e. Protruding Organ (Evisceration). Sometimes, part of an intestine or other
organ is forced out through the wound. If an organ is outside the body, do not touch the
exposed organ with your hands or try to push the organ back into the body. If the organ
is lying outside the wound, use a dressing, T-shirt, or other clean, dry material to gently
place the organ on top of the casualty's abdomen near the wound (not on the wound or in
the wound). This is the accepted treatment for open abdominal wounds in combat.
Other techniques include placing eviscerated organs back in to the abdominal
cavity. These techniques are appropriate, but not thoroughly trained in this
course. Once training on advanced techniques is obtained, these procedures
may be utilized.
APPLY A DRESSING
After you have exposed the wound and positioned any protruding organ, apply a
dressing to the wound to help absorb the blood and protect the wound from additional
contamination from the environment. If the injury is small, a field dressing is used. If the
injury is large, an abdominal (ABD) dressing should be used. If an abdominal pad is not
available, use an improvised dressing made from the cleanest materials available.
a. Obtain a Dressing. If the wound is small enough so only a field dressing is
needed and the soldier still has a field dressing in his plastic individual first aid case, use
his field dressing in order to conserve your supplies. If he does not have a field dressing
available or if a larger dressing is needed, use a dressing from your aid bag.
b. Open the Plastic Dressing Envelope.
Use the bandage scissors from your aid bag to cut open the plastic
(2) Remove the inner packet (abdominal dressing or field dressing wrapped
in paper) and place the packet where it will not become contaminated.
(3) Cut the other edges of the plastic envelope so the inside (sterile side) of
the envelope can be applied to the wound. Avoid touching the inside surface of the
plastic envelope and keep the inner surface as free from contamination as possible. Cut
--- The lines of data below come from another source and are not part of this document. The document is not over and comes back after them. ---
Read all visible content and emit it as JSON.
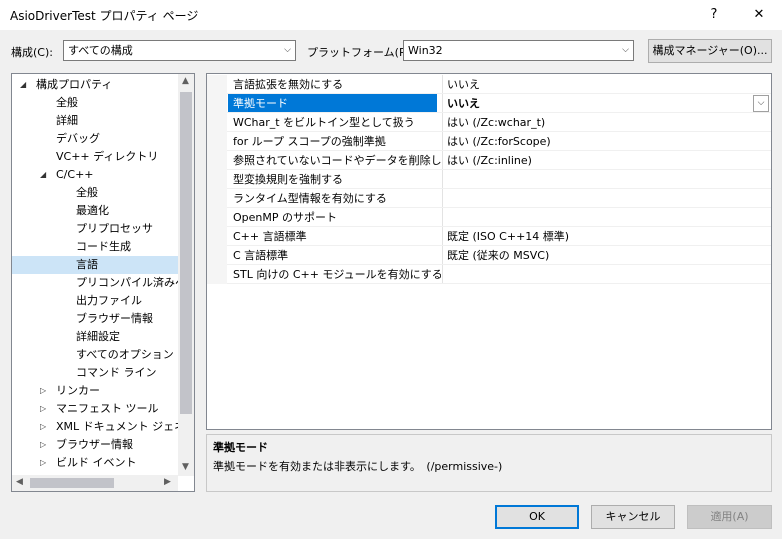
{
  "window": {
    "title": "AsioDriverTest プロパティ ページ",
    "help_glyph": "?",
    "close_glyph": "✕"
  },
  "toolbar": {
    "config_label": "構成(C):",
    "config_value": "すべての構成",
    "platform_label": "プラットフォーム(P):",
    "platform_value": "Win32",
    "config_manager_label": "構成マネージャー(O)..."
  },
  "tree": {
    "items": [
      {
        "label": "構成プロパティ",
        "level": 0,
        "expander": "expanded"
      },
      {
        "label": "全般",
        "level": 1,
        "expander": "none"
      },
      {
        "label": "詳細",
        "level": 1,
        "expander": "none"
      },
      {
        "label": "デバッグ",
        "level": 1,
        "expander": "none"
      },
      {
        "label": "VC++ ディレクトリ",
        "level": 1,
        "expander": "none"
      },
      {
        "label": "C/C++",
        "level": 1,
        "expander": "expanded"
      },
      {
        "label": "全般",
        "level": 2,
        "expander": "none"
      },
      {
        "label": "最適化",
        "level": 2,
        "expander": "none"
      },
      {
        "label": "プリプロセッサ",
        "level": 2,
        "expander": "none"
      },
      {
        "label": "コード生成",
        "level": 2,
        "expander": "none"
      },
      {
        "label": "言語",
        "level": 2,
        "expander": "none",
        "selected": true
      },
      {
        "label": "プリコンパイル済みヘッ",
        "level": 2,
        "expander": "none"
      },
      {
        "label": "出力ファイル",
        "level": 2,
        "expander": "none"
      },
      {
        "label": "ブラウザー情報",
        "level": 2,
        "expander": "none"
      },
      {
        "label": "詳細設定",
        "level": 2,
        "expander": "none"
      },
      {
        "label": "すべてのオプション",
        "level": 2,
        "expander": "none"
      },
      {
        "label": "コマンド ライン",
        "level": 2,
        "expander": "none"
      },
      {
        "label": "リンカー",
        "level": 1,
        "expander": "collapsed"
      },
      {
        "label": "マニフェスト ツール",
        "level": 1,
        "expander": "collapsed"
      },
      {
        "label": "XML ドキュメント ジェネレー",
        "level": 1,
        "expander": "collapsed"
      },
      {
        "label": "ブラウザー情報",
        "level": 1,
        "expander": "collapsed"
      },
      {
        "label": "ビルド イベント",
        "level": 1,
        "expander": "collapsed"
      }
    ]
  },
  "grid": {
    "rows": [
      {
        "name": "言語拡張を無効にする",
        "value": "いいえ"
      },
      {
        "name": "準拠モード",
        "value": "いいえ",
        "selected": true
      },
      {
        "name": "WChar_t をビルトイン型として扱う",
        "value": "はい (/Zc:wchar_t)"
      },
      {
        "name": "for ループ スコープの強制準拠",
        "value": "はい (/Zc:forScope)"
      },
      {
        "name": "参照されていないコードやデータを削除します",
        "value": "はい (/Zc:inline)"
      },
      {
        "name": "型変換規則を強制する",
        "value": ""
      },
      {
        "name": "ランタイム型情報を有効にする",
        "value": ""
      },
      {
        "name": "OpenMP のサポート",
        "value": ""
      },
      {
        "name": "C++ 言語標準",
        "value": "既定 (ISO C++14 標準)"
      },
      {
        "name": "C 言語標準",
        "value": "既定 (従来の MSVC)"
      },
      {
        "name": "STL 向けの C++ モジュールを有効にする (試験段階)",
        "value": ""
      }
    ]
  },
  "description": {
    "title": "準拠モード",
    "text": "準拠モードを有効または非表示にします。　(/permissive-)"
  },
  "buttons": {
    "ok": "OK",
    "cancel": "キャンセル",
    "apply": "適用(A)"
  }
}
the envelope so as to not waste surface area needed to cover the wound.
c. Apply the Plastic Envelope. Place the envelope (sterile inner side down)
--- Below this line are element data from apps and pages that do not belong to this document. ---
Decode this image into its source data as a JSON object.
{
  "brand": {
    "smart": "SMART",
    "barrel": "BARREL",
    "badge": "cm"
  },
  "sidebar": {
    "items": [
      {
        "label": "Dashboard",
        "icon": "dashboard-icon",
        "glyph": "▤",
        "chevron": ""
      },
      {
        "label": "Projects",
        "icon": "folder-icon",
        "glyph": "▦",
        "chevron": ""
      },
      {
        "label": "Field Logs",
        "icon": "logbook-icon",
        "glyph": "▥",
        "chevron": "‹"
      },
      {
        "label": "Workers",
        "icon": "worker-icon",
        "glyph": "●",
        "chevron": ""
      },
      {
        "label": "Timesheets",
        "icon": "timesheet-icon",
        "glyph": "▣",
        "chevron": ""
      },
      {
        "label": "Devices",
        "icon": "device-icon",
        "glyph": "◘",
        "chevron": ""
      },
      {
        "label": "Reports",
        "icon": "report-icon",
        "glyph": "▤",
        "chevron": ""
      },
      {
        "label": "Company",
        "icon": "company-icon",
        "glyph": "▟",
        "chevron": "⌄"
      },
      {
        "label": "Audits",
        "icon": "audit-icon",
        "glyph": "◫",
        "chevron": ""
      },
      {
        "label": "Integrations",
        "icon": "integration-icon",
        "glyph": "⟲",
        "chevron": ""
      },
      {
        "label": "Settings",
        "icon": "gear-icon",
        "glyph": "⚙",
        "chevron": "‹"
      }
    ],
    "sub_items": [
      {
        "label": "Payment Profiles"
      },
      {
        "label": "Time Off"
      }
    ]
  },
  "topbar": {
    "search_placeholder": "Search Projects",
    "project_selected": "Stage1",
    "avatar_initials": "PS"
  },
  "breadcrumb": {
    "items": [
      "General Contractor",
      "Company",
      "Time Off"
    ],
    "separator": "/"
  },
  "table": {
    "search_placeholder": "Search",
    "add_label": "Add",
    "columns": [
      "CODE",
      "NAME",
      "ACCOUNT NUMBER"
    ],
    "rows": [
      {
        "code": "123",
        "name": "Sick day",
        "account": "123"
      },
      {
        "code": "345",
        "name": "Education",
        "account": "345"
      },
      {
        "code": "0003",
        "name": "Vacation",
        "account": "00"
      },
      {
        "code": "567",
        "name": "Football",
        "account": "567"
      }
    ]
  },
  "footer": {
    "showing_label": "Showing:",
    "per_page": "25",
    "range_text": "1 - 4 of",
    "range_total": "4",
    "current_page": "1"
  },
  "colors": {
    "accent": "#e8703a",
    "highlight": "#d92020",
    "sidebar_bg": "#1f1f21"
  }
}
over the wound and any protruding organ. The plastic will help to keep the eviscerated
organ and other tissues from loosing moisture.
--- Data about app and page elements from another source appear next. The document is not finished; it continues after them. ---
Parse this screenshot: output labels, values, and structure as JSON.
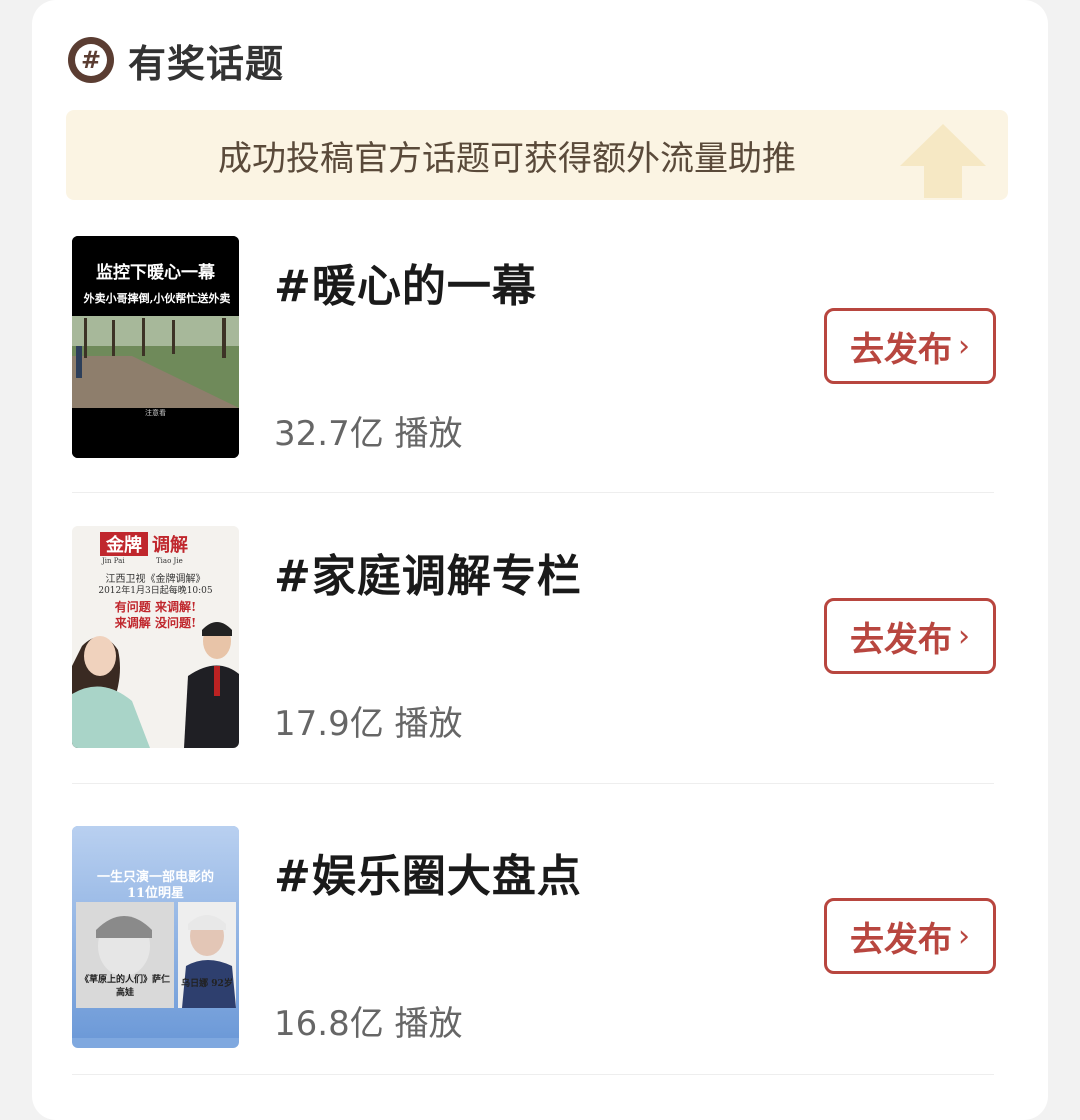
{
  "header": {
    "title": "有奖话题",
    "icon": "hashtag-icon"
  },
  "banner": {
    "text": "成功投稿官方话题可获得额外流量助推"
  },
  "topics": [
    {
      "title": "#暖心的一幕",
      "plays": "32.7亿 播放",
      "button": "去发布",
      "thumb": {
        "headline": "监控下暖心一幕",
        "subline": "外卖小哥摔倒,小伙帮忙送外卖",
        "footer": "注意看"
      }
    },
    {
      "title": "#家庭调解专栏",
      "plays": "17.9亿 播放",
      "button": "去发布",
      "thumb": {
        "logo_a": "金牌",
        "logo_b": "调解",
        "pinyin_a": "Jin Pai",
        "pinyin_b": "Tiao Jie",
        "channel": "江西卫视《金牌调解》",
        "schedule": "2012年1月3日起每晚10:05",
        "slogan_a": "有问题 来调解!",
        "slogan_b": "来调解 没问题!"
      }
    },
    {
      "title": "#娱乐圈大盘点",
      "plays": "16.8亿 播放",
      "button": "去发布",
      "thumb": {
        "headline_a": "一生只演一部电影的",
        "headline_b": "11位明星",
        "caption_left": "《草原上的人们》萨仁高娃",
        "caption_right": "乌日娜 92岁"
      }
    }
  ],
  "colors": {
    "accent": "#b8463f",
    "icon": "#5b3d32",
    "banner_bg": "#fbf4e3"
  }
}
Do not apply a plastic wrapper if it is contaminated or not large enough to
cover the wound area.]